Unlike television, it’s hard to promise or predict the amount of eyeballs necessary to recoup production costs from shooting a drama. “It's been harder for scripted dramas to succeed because their costs are higher making the margins for profit slimmer,” Kaplan says. “The successful series are riding the margins. We need a little more time for more money to flow into the market.”
Many original series post on sites like Kaplan’s blip.tv, which acts much like a television network and shares revenue made from online ads with producers. But there’s also the rare show that takes its content straight to the big boys for a deal. Take the creators of the hit Crackle.com  action-packed crime drama The Bannen Way . They produced a high-quality pilot to shop around before landing a deal with Sony, which eventually led to 13 million streams of the show on Sony's Crackle site. While it’s unclear whether or not there will be a second season, the first season is available on DVD and there are murmurs of developing it into a television series.
2. Niche Programming
“You can’t be everything to everyone” applies to life as well as web dramas. “Dramas that are aimed at the mainstream tend to struggle to find their audience,” Kaplan says. Viewers can turn on the TV for that--what really draws people to the web are untold stories targeting specific communities hungry for content that can’t be found on cable and network television. In a media landscape that favors glitz and glamour over foreclosed homes and temp work, Downsized  stands out. The touching dramedy following characters dealing with the effects of the recession speaks to viewers who don’t want to keep up with the Kardashians.
3. Audience Building
You’re way more likely to see a funny clip shared on your newsfeed than a scripted original series--52% of video uploads are posted on social media sites and 93% of 18-29-year-olds watch “comedy or humorous videos,” according to Pew Internet research (drama didn’t even appear on the list). That’s because, “We’re still not at a place where people are counting on the Internet for all forms of video entertainment,” says David-Michel Davies, executive director of the Webby Awards.
This makes it that much more important for producers to reach out to targeted communities and build up an audience. Robert Townsend’s Diary of a Single Mom  does just that. The series, with its diverse cast and positive portrayals of minority women and single motherhood, has inspired screening parties and discussions in 27 cities via Meetup.com known as “Single Mom Mondays.” An avid fan now moderates a weekly Facebook Fan page  chat on issues found in the series after reaching out to the show. “If you’re building the right tools for an audience, you’re giving them the ability to interact with the content in a deeper way,” says David Saunier, senior vice president, Media at One Economy Corporation, whose pic.tv site hosts the series.
4. Enough Time to Produce Multiple Seasons

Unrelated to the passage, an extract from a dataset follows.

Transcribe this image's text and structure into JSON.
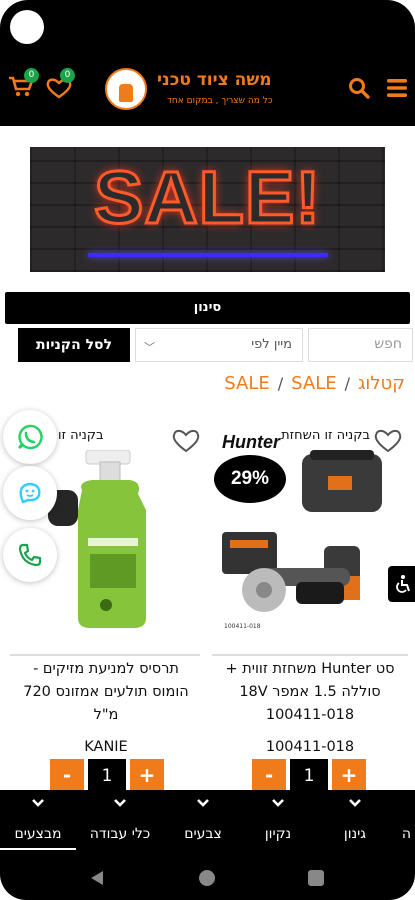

Besides money, fledgling series need time to prove themselves and capture the audience necessary to be profitable. Anyone But Me is blip.tv’s highest viewed scripted web drama. Its true-to-life stories of a lesbian teen who moves from New York City to the burbs for her father’s (a 9/11 first responder) health have secured it a highly engaged audience who actually watch a large portion of each episode. But even though the show is now a content partner with Hulu (a rarity for web series creators) and YouTube, it wasn’t instantly popular. “The first day we launched Anyone But Me, we got 500 views,” remembers Susan Miller, the show’s executive producer and writer. “Over the last several months since launching Season 3 our views have been between 700,000-800,000 views per month.”
[Images courtesy Anyone But Me - The Web Series  on Flickr]